Results showed that among the 5,837 participants who received the vaccine, zero cases of Ebola were recorded 10 days or more after vaccination. On the other hand, 23 cases of Ebola were recorded 10 days or more after vaccination among those who didn’t receive the vaccine. (1)
Another vaccine, called the recombinant adenovirus type-5 Ebola vaccine, was tested in a phase 2 clinical trial in Sierra Leone during 2015. Results showed that the vaccine stimulated an immune response within 28 days. This response decreased over six months after the injection was given. Research on this vaccine is still in the works.
Ebola can cause serious complications, such as:
- Organ failure
- Severe bleeding
In many cases, the virus is harmful enough to cause death.
Measures that may prevent the spread of Ebola include the following:
- Avoid visiting areas with known outbreaks.
- Isolate infected patients from anyone who doesn’t have Ebola.
- Have healthcare workers wear protective gear, including gloves, masks, goggles, gowns, and other clothing, while caring for Ebola patients.
- Decontaminate or destroy any surfaces or materials a patient has had contact with, including syringes, needles, and other medical equipment.
- Clean healthcare workers with a disinfectant such as chlorine, which kills the Ebola virus.
- Wash hands frequently with soap and water or use an alcohol-based sanitizer.
- Avoid handling or eating bushmeat.
- Encourage Ebola survivors, who are believed to be immune to the strain of Ebola they had, to help care for people who are sick with Ebola or bury those who die.
- Monitor anyone who comes into contact with an Ebola patient.
How to Kill Ebola
The Ebola virus can survive for several hours on dry surfaces, like doorknobs and countertops. And it can live for up to several days at room temperature in body fluids.
The virus can be killed using a U.S. Environmental Protection Agency (EPA)–registered hospital disinfectant with a label for a “nonenveloped virus.”
Since the first case of Ebola, various outbreaks have occurred. Once the virus spreads to people, it can quickly transmit throughout families, healthcare settings, and other public areas.
Spotting cases of Ebola early on may be the key to stopping outbreaks.
“Contact tracing” is one tactic that experts use to identify people who have been exposed to someone with Ebola. It involves tracking down everyone who has come in direct contact with the sick person.
These contacts are watched for signs of Ebola for 21 days from the last day they were around the infected patient. If a contact develops a fever or other classic symptoms of Ebola, they will be immediately isolated and tested for the virus.
The World Health Organization (WHO) considers an Ebola outbreak to be over after 42 days (or two incubation periods) have passed without any new infections.
What If You Have Ebola?
If you suspect you have Ebola, you should see a doctor immediately. If you’re traveling, the closest U.S. Embassy can help you locate a medical facility.
It’s important to tell your healthcare provider that you think you have Ebola before you visit the hospital. Workers will likely have to take special precautions.
At your visit, your doctor might ask you the following questions:

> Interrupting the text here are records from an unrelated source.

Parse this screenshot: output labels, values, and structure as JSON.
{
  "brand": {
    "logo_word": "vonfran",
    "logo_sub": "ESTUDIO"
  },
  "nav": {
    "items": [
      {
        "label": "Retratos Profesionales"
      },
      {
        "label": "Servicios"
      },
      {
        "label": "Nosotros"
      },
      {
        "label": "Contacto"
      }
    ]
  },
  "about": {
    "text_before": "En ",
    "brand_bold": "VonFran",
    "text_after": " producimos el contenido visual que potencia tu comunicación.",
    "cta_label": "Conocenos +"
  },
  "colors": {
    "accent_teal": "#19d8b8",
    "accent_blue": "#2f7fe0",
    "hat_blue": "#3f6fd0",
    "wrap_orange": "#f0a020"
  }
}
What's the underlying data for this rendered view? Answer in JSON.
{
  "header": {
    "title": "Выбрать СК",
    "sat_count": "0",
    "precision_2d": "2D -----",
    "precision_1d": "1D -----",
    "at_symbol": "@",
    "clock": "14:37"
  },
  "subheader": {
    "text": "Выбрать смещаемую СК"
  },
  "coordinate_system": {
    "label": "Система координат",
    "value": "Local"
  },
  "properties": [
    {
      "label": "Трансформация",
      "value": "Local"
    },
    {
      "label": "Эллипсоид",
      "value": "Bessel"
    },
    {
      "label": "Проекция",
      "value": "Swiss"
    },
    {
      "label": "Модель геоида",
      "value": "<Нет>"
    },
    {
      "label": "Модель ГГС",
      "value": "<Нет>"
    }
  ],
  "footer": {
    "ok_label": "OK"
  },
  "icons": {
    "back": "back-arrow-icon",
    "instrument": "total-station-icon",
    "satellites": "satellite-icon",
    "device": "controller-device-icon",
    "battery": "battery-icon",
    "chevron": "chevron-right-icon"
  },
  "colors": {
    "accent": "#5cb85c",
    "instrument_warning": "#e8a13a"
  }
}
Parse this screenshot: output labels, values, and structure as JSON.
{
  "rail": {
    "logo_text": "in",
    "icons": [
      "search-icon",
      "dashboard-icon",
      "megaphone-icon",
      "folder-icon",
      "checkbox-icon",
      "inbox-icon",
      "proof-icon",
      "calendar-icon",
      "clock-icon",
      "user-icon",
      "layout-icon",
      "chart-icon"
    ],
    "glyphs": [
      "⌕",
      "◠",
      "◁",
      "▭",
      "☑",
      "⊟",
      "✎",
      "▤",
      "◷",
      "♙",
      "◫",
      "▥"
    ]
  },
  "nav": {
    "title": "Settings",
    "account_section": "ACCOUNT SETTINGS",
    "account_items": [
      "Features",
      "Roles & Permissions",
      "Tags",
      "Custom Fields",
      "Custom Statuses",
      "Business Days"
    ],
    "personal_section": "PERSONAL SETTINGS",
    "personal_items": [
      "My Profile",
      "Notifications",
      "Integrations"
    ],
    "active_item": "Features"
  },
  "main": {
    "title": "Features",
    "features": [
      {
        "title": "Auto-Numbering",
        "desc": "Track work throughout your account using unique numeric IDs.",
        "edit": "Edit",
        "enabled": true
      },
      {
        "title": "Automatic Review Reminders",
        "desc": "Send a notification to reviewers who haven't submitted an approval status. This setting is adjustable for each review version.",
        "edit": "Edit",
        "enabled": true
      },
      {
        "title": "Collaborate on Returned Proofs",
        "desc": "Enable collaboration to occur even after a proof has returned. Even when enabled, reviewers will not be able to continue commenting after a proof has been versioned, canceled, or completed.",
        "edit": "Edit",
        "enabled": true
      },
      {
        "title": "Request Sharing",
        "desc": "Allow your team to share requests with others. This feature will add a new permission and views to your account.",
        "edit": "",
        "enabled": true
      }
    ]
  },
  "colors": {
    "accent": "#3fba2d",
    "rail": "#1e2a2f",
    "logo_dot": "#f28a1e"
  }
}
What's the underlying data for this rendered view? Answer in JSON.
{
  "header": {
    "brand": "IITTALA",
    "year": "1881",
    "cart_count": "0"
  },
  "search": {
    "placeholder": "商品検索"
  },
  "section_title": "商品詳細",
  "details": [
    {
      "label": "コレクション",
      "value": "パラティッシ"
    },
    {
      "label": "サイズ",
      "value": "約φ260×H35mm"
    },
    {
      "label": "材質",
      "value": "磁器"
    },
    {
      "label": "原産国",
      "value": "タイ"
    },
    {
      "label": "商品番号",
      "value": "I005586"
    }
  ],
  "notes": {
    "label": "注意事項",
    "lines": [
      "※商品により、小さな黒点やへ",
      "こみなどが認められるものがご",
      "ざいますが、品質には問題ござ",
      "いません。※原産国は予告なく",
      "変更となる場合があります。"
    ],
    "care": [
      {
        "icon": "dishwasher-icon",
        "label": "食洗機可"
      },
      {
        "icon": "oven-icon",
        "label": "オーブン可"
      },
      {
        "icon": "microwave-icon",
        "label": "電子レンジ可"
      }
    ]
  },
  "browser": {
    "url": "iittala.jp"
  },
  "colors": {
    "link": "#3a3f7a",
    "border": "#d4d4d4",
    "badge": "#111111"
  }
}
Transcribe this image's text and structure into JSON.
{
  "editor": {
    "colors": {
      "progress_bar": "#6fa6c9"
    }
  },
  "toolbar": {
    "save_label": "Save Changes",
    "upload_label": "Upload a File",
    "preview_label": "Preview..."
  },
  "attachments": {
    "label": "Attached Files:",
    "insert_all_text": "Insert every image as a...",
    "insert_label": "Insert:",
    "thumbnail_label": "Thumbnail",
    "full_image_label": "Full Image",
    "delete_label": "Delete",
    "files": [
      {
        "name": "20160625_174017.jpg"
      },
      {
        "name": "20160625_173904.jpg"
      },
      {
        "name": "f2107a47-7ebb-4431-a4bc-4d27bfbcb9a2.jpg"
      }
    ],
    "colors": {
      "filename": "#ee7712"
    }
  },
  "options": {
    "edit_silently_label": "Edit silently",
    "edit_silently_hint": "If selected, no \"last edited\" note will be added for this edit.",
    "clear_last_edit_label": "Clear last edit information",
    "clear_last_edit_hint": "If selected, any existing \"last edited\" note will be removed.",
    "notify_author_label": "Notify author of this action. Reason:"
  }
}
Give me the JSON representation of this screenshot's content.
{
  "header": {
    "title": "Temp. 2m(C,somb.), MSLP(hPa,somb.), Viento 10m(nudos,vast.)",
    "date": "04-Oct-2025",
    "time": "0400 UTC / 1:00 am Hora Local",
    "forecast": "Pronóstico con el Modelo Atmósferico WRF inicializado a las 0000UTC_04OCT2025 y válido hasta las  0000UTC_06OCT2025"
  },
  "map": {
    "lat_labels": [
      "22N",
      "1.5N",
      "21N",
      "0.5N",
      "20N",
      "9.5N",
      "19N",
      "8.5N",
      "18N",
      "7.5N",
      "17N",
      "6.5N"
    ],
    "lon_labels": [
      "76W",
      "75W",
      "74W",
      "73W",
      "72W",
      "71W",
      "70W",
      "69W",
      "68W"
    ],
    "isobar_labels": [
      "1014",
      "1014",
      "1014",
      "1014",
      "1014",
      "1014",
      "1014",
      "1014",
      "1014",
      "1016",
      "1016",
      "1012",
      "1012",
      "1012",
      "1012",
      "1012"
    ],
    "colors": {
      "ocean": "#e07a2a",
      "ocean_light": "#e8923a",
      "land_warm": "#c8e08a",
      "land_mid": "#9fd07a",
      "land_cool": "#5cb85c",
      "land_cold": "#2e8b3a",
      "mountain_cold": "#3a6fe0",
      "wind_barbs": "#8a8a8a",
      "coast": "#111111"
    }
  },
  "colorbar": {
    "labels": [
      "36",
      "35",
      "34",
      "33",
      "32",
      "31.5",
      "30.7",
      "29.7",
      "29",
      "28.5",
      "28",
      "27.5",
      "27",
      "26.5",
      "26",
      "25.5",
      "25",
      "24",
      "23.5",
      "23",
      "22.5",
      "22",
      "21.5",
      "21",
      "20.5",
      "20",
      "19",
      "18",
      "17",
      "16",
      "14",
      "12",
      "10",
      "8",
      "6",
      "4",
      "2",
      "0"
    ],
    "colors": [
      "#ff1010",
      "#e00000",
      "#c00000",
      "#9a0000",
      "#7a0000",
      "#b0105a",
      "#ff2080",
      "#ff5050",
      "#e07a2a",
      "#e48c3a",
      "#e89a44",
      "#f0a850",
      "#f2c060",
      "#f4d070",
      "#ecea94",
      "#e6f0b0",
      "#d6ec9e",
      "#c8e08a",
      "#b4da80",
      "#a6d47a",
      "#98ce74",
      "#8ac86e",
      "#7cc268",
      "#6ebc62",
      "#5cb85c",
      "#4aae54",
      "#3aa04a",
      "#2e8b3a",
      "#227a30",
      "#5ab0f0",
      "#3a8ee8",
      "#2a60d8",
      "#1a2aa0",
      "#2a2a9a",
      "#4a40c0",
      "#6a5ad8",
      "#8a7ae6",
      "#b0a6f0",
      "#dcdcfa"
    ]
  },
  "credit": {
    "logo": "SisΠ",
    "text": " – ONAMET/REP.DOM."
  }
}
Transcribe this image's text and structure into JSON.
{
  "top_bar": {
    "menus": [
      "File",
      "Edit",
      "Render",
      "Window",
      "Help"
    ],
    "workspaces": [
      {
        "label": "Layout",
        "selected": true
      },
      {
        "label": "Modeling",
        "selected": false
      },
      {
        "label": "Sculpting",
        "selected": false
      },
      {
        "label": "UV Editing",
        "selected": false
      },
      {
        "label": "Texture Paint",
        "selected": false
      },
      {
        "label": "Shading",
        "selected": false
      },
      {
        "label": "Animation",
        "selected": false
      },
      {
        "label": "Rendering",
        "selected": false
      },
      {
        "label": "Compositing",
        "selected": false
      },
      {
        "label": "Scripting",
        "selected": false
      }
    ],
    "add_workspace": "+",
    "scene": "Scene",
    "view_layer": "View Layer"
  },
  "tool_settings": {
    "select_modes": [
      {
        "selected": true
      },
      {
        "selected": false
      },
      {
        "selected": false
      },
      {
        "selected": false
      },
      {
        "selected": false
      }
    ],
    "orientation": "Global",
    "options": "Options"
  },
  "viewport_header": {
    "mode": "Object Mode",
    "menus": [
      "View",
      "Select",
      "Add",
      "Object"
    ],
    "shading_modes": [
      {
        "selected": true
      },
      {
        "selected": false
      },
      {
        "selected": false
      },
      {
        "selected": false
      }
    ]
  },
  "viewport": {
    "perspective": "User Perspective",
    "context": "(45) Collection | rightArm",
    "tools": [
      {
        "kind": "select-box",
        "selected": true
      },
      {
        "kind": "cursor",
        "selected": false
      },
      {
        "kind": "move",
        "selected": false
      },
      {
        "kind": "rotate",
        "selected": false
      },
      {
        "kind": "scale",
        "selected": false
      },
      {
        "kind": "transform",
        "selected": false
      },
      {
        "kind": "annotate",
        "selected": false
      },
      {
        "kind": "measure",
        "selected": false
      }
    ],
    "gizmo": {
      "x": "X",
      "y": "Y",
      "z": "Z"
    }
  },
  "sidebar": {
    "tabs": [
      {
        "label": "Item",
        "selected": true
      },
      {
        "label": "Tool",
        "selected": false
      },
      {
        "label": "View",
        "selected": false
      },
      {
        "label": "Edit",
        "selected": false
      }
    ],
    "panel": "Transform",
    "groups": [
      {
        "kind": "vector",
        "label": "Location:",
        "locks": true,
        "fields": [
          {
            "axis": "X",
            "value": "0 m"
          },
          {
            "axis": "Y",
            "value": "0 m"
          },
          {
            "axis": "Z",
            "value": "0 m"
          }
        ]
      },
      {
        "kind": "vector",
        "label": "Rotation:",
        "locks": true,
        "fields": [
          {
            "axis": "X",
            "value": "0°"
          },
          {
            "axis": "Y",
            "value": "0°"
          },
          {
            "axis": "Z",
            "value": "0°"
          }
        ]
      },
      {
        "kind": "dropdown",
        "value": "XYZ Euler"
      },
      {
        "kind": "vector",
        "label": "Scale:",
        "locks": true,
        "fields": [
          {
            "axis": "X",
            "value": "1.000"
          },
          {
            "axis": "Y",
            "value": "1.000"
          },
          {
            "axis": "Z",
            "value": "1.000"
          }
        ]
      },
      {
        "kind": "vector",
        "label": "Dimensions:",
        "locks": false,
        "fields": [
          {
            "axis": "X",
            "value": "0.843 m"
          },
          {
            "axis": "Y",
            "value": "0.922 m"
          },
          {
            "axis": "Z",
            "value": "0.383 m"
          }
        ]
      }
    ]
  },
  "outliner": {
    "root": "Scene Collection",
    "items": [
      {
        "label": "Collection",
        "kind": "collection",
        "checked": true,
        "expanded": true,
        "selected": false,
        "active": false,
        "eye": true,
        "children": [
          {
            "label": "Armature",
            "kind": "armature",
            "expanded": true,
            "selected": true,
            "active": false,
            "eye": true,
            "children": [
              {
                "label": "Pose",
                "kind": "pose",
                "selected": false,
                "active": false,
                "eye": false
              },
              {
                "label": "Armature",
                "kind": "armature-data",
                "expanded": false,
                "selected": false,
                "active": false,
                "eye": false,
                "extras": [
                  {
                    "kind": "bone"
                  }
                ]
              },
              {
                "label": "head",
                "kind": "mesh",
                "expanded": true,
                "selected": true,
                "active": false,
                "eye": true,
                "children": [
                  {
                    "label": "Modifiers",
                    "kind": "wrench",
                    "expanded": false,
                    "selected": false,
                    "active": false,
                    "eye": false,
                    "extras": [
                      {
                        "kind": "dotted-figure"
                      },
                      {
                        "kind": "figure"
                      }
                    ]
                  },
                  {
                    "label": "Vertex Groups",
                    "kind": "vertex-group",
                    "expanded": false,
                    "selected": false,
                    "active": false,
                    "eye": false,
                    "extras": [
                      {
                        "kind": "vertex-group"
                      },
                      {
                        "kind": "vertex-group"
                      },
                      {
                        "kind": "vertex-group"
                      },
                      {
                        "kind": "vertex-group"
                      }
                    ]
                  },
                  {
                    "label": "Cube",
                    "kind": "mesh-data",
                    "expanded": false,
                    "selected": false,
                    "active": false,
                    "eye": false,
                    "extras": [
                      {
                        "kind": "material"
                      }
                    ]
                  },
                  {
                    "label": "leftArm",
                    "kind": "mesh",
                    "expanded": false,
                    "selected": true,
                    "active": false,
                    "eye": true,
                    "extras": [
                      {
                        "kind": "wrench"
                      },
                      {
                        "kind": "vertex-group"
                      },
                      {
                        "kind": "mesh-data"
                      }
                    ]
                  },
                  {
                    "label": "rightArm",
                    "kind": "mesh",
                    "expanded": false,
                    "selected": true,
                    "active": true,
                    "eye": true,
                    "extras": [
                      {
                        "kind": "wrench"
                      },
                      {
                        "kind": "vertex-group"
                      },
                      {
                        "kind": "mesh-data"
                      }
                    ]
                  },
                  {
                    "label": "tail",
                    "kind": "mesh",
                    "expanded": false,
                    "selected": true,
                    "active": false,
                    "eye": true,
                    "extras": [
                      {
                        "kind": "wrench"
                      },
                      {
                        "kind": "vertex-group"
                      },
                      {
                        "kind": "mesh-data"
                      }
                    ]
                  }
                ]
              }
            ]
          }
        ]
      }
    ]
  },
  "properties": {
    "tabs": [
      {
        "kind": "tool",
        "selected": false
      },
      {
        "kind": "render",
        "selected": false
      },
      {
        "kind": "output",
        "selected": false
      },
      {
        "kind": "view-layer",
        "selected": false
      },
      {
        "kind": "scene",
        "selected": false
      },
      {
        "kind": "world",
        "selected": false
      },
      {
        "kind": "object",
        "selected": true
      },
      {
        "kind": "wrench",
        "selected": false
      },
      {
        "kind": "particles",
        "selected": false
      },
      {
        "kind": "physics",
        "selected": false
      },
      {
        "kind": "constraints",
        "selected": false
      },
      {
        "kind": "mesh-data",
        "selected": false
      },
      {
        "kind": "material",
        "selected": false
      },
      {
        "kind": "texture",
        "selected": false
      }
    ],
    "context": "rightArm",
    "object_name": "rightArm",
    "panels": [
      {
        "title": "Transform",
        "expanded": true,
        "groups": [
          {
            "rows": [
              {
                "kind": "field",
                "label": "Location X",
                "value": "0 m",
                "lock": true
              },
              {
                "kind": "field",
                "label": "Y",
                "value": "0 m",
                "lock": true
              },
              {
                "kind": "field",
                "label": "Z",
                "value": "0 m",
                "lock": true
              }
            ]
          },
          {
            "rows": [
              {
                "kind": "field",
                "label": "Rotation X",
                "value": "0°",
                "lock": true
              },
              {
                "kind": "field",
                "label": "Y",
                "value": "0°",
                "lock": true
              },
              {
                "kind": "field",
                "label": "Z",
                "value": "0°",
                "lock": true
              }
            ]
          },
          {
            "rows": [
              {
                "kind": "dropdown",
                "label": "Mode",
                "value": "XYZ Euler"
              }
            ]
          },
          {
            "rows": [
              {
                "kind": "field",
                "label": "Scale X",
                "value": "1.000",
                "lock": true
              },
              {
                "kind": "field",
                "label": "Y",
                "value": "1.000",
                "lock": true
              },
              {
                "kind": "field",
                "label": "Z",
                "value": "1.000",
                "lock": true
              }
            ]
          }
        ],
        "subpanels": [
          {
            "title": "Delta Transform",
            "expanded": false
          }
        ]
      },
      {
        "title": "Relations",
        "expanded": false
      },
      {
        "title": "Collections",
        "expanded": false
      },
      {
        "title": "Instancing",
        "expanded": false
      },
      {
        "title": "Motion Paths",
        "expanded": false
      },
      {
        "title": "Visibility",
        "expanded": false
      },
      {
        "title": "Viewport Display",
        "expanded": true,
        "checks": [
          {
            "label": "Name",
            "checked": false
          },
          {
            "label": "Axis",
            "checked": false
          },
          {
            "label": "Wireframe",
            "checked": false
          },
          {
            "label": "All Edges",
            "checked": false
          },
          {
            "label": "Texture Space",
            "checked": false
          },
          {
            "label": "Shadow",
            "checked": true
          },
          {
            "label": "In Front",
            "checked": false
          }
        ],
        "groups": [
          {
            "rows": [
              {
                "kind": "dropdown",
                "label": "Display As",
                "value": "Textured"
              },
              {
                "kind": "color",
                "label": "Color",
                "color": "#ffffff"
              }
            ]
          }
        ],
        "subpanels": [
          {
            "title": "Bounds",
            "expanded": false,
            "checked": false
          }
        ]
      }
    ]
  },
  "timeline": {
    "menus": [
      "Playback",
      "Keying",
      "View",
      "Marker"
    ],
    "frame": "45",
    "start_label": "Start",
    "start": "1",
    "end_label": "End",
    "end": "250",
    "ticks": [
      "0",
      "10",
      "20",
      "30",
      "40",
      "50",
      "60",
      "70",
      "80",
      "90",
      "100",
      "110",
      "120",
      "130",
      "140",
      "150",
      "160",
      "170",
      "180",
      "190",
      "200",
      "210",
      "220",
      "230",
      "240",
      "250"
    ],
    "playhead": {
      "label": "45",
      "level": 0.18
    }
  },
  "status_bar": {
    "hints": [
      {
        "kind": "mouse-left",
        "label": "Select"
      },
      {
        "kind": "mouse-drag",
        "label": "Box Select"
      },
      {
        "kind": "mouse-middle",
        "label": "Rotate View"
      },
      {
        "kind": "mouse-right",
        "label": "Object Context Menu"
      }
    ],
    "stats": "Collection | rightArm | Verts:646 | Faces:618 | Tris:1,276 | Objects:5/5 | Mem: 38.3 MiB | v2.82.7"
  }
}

- What are your symptoms?
- When did your symptoms start?
- How severe are your symptoms?
- Have you recently traveled to Africa?
- Were you in close contact with anyone who had Ebola?
- If you were in Africa, did you hunt or eat monkeys?
- Did you visit any caves or underground mines in Africa?
- Do you work in a lab that uses monkeys from Africa or the Philippines? (3)
According to the WHO, the average Ebola case death rate is around 50 percent. But fatality rates have ranged from 25 to 90 percent, depending on the outbreak. (1)
Scientists aren’t sure why some people are able to bounce back from Ebola, while others aren’t. Receiving prompt supportive treatment is one way to improve your chances of surviving the virus.
Recovery is typically very slow for people who do survive. It can take months to regain strength, and the virus can remain active in the body for a while. (3)
Studies show survivors of Ebola have antibodies that can be detected in their blood up to 10 years after they’ve recovered from the virus.